*EXERCISE OBJECTIVE*:
Copy out the data below as written; omit any images.

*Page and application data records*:

______________________________

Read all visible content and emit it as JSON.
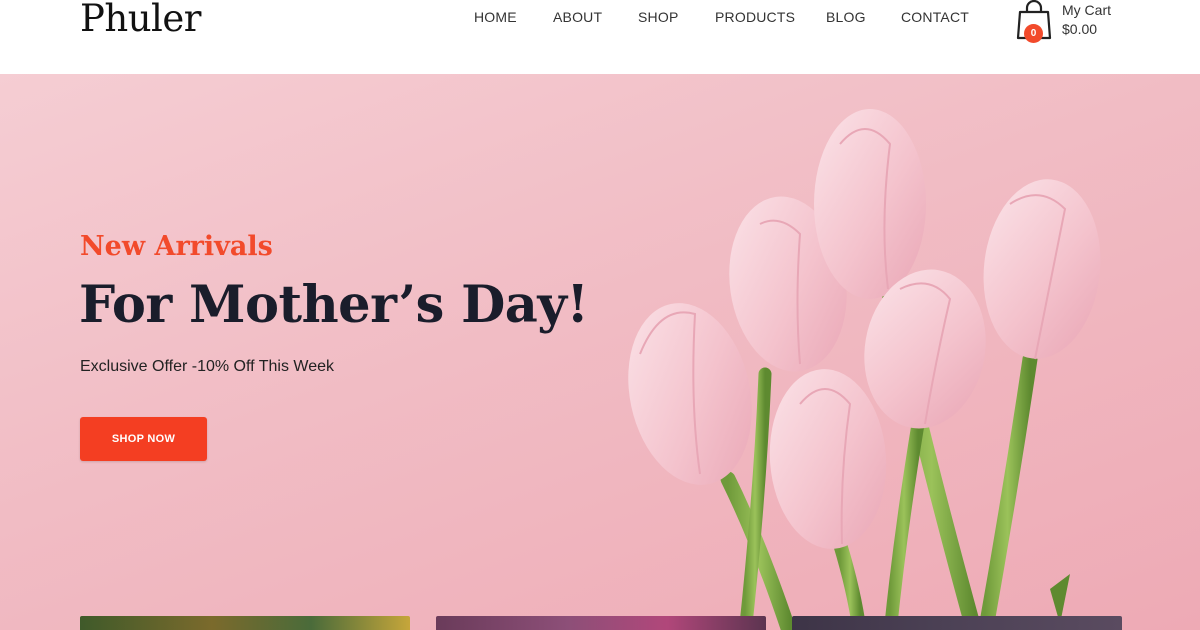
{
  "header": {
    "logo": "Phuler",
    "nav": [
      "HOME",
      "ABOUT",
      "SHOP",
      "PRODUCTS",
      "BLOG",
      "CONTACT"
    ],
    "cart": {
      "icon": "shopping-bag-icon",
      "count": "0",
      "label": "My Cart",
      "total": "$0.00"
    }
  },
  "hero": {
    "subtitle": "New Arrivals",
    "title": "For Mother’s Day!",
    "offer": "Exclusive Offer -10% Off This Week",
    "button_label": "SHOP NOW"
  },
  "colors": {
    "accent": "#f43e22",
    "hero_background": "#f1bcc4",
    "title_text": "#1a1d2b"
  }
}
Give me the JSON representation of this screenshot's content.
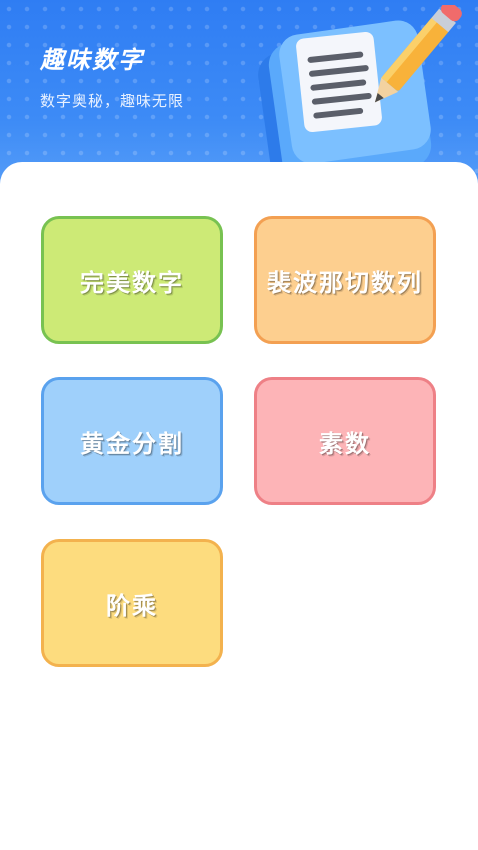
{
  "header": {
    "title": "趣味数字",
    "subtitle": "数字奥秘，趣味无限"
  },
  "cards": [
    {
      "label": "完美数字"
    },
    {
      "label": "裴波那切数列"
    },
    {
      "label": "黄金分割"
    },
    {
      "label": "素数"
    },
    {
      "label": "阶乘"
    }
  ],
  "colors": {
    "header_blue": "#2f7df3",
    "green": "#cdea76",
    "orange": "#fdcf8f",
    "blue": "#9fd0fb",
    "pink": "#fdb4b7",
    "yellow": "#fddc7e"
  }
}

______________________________

*EXERCISE SOLUTION*:
Read all visible content and emit it as JSON.
{
  "header": {
    "logo": "Phuler",
    "nav": [
      "HOME",
      "ABOUT",
      "SHOP",
      "PRODUCTS",
      "BLOG",
      "CONTACT"
    ],
    "cart": {
      "icon": "shopping-bag-icon",
      "count": "0",
      "label": "My Cart",
      "total": "$0.00"
    }
  },
  "hero": {
    "subtitle": "New Arrivals",
    "title": "For Mother’s Day!",
    "offer": "Exclusive Offer -10% Off This Week",
    "button_label": "SHOP NOW"
  },
  "colors": {
    "accent": "#f43e22",
    "hero_background": "#f1bcc4",
    "title_text": "#1a1d2b"
  }
}
Give me the JSON representation of this screenshot's content.
{
  "header": {
    "title": "趣味数字",
    "subtitle": "数字奥秘，趣味无限"
  },
  "cards": [
    {
      "label": "完美数字"
    },
    {
      "label": "裴波那切数列"
    },
    {
      "label": "黄金分割"
    },
    {
      "label": "素数"
    },
    {
      "label": "阶乘"
    }
  ],
  "colors": {
    "header_blue": "#2f7df3",
    "green": "#cdea76",
    "orange": "#fdcf8f",
    "blue": "#9fd0fb",
    "pink": "#fdb4b7",
    "yellow": "#fddc7e"
  }
}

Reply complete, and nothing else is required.